Have compassion, humanity needs it more than ever. Always report facts, not opinions.
What wellness rituals do you stand by to maintain work-life balance?
“Television make-up takes a toll on your skin, travelling and working outdoors in different weather environment dehydrates your skin. I wash my face thoroughly. Drink lots of water, exercise, take vitamins and eat lots of vegetables. Try to sleep 8 hours each night. I enjoy playing golf though it is not as easy these days in Hong Kong to book a course. I love swimming, horse riding and walking with my two bull dogs Attila and Brandy.”
“As I mature, I recognize the many challenges that life blesses us with. It is definitely easier to say ‘bring it on’ when you have that youthful stamina. I believe in finding humor in all life’s challenges, laughing before during or after an interview, it makes it that much more fun! Humor and keeping a positive outlook are wholesome.”
Do you miss Canada?
“Yes, it has a special place in my heart. I tend to spend time with my good friends and visit favorite places when I am there.”
A woman of substance, humanitarian, recognized and admired for her force and trait, particularly how she pushes herself and sets her own goals. Lorraine Hahn has unquestionably left her fingerprints in each respective of her work and service to her community and globally.
Empowering the Voiceless
Possibly her crowning achievement that brought Hahn much elation, was to gift her late father the opportunity to be granted to return to Singapore after a span of thirty-seven years. Lorraine was most influential and successful in exercising this by way of her credit and prestige in appealing to the late Singapore Prime Minister, Lee Kwan Yew.
Any advice for those looking to pursue journalism?
“Being on television may appear to be glamorous and fun. Choose your battles wisely and with humility as there can be prideful people in this profession. Be vigilant and tread carefully, keep an open mind to learning new things and adapting to change meticulously.
“You will never know until you experience this; and if you have the gumption, it all works out in the end.”
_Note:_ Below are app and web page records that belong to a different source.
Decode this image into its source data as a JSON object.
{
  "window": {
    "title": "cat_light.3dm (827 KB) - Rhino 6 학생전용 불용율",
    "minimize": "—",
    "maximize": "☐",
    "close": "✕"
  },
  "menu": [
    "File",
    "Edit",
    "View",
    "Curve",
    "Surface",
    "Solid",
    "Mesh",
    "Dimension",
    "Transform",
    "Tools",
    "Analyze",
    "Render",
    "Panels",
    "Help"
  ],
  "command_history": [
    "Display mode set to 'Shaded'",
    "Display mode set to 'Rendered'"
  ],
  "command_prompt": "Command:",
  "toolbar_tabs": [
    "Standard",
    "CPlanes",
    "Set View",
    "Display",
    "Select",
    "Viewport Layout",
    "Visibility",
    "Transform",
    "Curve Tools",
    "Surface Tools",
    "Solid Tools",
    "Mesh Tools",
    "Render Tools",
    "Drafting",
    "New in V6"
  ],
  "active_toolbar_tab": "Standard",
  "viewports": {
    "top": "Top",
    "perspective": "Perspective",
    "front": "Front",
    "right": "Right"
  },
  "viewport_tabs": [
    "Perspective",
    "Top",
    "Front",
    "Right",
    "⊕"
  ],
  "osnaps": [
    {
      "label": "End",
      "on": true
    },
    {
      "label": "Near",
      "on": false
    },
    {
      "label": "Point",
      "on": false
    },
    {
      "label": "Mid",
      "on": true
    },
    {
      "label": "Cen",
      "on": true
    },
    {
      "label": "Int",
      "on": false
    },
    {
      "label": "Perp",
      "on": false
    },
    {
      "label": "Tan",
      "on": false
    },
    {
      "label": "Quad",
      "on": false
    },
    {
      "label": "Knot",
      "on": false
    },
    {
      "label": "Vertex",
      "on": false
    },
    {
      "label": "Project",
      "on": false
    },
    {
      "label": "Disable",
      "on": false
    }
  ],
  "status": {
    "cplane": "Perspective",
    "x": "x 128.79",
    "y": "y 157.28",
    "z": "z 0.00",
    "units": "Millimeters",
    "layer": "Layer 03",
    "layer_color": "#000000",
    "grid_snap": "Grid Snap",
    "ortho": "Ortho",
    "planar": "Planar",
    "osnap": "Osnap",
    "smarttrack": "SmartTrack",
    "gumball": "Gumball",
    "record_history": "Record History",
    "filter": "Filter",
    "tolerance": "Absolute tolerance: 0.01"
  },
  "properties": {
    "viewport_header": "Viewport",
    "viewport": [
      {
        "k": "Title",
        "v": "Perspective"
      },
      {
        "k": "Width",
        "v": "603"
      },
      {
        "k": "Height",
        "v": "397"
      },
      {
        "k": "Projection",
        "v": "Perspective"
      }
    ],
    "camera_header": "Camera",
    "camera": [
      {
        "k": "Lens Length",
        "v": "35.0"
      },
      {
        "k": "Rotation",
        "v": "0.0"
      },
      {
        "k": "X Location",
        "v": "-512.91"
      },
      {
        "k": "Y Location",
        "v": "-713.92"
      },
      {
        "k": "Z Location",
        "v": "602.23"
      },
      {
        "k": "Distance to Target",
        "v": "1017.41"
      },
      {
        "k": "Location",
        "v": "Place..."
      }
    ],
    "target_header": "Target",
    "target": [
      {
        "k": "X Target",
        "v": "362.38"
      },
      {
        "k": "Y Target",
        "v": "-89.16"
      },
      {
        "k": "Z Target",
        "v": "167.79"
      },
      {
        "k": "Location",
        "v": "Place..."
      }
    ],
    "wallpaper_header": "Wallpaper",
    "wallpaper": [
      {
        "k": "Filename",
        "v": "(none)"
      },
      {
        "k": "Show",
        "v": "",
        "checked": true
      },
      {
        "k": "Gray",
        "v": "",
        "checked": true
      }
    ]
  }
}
Journalism empowers the voiceless and influences the world to move to a better future by how they frame their stories. Lorraine is certainly one woman who has bettered the future of people across Asia by telling the stories that needed to be heard. She continues to leave an indelible imprint.